When an older adult has classic UTI symptoms, they may be unable to tell you about them. That may be due to age-related issues such as dementia or Alzheimer’s disease. Symptoms such as confusion may be vague and mimic other conditions.
This is because as you get older, your immune response changes – it’s part of normal aging. A UTI places stress on the body,” says Dr. Pearson, “and any type of stress, physical or emotional, can cause an older adult to become confused.
UTIs can cause sudden confusion (also known as delirium) in older people and people with dementia. If the person has a sudden and unexplained change in their behaviour, such as increased confusion, agitation, or withdrawal, this may be because of a UTI.
The confusion would last a few days and was often followed by a low-grade fever. Finally, there was a breakthrough when their mother complained of painful urination during one of these odd spells.
Delirium often clears in a few days or weeks. Some may not respond to treatment for many weeks. You may also see problems with memory and thought process that do not go away. Talk to your health provider about your concerns.
You may notice some of the following symptoms start to display in your loved one, signaling a change in mental state. The most important thing to remember about the link between UTI and dementia is that the behavior change is significant and happens fairly quickly, usually over a period of one to two days.
Background. Urinary tract infection (UTI) is considered a common cause of mental status changes, particularly in elderly patients and patients with a psychiatric condition.
Not all brain fog is created equally: anything from stress to dehydration to a urinary tract infection (UTI) can cause mild, temporary brain fog.
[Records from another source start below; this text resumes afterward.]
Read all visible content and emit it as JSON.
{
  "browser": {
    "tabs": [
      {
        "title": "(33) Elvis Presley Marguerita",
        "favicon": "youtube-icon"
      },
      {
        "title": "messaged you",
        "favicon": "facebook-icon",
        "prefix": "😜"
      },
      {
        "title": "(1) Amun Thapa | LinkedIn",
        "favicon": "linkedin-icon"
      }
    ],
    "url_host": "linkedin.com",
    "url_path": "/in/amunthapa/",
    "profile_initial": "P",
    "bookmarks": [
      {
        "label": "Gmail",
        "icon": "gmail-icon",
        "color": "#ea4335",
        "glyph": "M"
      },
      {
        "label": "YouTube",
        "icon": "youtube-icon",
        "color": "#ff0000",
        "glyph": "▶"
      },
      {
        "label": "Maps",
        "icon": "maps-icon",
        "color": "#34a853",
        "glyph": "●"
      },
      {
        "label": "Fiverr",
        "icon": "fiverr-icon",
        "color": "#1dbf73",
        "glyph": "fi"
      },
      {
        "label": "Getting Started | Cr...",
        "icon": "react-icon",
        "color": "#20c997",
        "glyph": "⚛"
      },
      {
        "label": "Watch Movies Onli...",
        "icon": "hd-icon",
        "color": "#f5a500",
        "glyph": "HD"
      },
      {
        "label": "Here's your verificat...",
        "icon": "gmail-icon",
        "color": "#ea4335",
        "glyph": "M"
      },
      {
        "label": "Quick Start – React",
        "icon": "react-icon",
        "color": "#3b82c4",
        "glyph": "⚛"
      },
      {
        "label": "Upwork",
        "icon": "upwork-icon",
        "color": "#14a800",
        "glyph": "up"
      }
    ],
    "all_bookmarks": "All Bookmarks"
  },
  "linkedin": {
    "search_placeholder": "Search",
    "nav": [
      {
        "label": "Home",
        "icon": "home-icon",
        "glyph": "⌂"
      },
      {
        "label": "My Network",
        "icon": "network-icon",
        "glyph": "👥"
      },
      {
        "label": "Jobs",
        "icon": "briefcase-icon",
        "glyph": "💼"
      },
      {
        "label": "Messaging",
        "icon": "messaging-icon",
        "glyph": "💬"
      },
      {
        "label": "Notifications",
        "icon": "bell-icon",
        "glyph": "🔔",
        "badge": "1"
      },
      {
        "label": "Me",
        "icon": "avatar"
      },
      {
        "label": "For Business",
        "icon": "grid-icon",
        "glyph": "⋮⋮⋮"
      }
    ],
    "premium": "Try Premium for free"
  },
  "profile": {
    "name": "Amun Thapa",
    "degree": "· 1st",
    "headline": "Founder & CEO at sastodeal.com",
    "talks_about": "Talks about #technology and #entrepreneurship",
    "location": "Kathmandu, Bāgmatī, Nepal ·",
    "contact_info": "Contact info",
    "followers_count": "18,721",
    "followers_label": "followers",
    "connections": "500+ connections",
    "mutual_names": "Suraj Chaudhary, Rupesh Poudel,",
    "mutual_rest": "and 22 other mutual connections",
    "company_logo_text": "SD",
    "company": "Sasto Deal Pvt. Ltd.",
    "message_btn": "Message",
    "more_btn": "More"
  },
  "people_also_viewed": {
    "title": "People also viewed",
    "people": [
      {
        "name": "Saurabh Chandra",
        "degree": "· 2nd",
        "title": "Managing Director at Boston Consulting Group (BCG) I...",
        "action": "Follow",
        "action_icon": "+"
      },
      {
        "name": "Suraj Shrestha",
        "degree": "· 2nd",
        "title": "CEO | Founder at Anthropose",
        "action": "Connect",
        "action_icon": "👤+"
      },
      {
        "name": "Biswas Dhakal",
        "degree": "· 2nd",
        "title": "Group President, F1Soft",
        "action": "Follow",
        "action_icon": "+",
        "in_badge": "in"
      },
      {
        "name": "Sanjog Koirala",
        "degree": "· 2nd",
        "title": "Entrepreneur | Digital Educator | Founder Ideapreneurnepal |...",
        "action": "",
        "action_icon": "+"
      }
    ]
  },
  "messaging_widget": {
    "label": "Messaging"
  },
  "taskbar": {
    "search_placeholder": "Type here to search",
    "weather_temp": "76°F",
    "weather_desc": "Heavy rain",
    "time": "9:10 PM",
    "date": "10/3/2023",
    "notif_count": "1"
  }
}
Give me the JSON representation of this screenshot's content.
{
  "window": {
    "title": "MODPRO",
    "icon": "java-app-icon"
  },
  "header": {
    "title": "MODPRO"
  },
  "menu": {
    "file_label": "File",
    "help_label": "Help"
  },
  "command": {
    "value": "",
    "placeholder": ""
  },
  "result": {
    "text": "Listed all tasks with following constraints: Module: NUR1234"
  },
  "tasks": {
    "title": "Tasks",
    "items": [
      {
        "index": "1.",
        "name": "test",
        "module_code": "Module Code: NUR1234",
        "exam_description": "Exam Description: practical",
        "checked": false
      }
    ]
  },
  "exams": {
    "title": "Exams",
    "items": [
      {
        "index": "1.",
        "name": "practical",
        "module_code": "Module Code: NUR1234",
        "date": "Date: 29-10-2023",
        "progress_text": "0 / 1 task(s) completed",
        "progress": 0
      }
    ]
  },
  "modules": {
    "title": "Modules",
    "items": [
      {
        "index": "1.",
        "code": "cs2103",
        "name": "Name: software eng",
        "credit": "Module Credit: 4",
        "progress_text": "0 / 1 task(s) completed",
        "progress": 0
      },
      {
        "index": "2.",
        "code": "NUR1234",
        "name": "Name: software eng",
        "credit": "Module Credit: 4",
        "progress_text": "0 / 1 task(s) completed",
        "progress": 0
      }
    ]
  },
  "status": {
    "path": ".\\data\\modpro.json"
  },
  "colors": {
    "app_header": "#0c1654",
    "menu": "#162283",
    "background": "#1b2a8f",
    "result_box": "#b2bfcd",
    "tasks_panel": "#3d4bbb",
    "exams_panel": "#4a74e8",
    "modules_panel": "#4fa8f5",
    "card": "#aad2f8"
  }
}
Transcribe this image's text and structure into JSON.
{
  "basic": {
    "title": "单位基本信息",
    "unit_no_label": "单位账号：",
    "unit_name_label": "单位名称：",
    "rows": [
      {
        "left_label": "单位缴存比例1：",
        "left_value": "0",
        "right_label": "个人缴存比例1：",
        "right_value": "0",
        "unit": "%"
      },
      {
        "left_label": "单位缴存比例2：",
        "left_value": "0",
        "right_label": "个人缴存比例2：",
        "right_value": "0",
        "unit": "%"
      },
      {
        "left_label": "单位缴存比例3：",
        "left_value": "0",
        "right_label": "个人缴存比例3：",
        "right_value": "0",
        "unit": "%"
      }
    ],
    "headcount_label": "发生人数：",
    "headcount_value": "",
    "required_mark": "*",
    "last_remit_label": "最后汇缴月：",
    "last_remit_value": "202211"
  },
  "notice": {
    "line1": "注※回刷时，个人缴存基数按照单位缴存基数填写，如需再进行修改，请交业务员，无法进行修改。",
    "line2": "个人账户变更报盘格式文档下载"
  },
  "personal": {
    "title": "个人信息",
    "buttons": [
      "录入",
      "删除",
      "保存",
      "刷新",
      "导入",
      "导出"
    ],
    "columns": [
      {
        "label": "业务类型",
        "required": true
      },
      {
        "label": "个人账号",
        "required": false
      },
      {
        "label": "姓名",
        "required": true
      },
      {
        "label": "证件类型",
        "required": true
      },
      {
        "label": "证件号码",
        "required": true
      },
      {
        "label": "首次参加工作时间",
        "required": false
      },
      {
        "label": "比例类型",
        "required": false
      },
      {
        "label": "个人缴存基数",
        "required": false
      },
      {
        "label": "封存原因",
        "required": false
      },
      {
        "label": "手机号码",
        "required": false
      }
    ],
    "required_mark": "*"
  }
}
As the Alzheimer’s Society explains, UTIs can cause distressing behavior changes for a person with Alzheimer’s. These changes, referred to as delirium, can develop in as little as one to two days. Symptoms of delirium can range from agitation and restlessness to hallucinations or delusions.
Inflammation can disrupt this communication, leading to cognitive impairment . Inflammation in the brain can lead to delirium, or acute mental confusion . People with dementia as well as those with subclinical symptoms who are on the trajectory toward dementia are at highest risk for delirium.
Infections can also cause temporary memory loss. One of the most common among seniors is urinary tract infection (UTI). Some other symptoms of UTI include a change in behavior, confusion, a decreased appetite and depression. Once treatment is started, many patients see improvement in these symptoms within a few days.
Signs of a UTI They may also have back or abdominal pain. The Alzheimer’s Association free 24/7 Helpline (800.272. 3900) is available around the clock, 365 days a year. Family members and caregivers may notice difficulty urinating, change in urine smell, darkening urine color, and fever.
HOSPITALISTS often care for patients with urinary tract infections (UTIs). If not recognized and treated immediately, such infections can cause sleep deprivation that leads to hallucinations.
Experts have identified three types of delirium:
Delirium can be triggered by a serious medical illness such as an infection, certain medications, and other causes, such as drug withdrawal or intoxication. Older patients, over 65 years, are at highest risk for developing delirium. People with previous brain disease or brain damage are also at risk.
Recovering from Delirium Delirium can last from a day to sometimes months. If the person’s medical problems get better, they may be able to go home before their delirium goes away. Some people’s delirium symptoms get much better when they go home.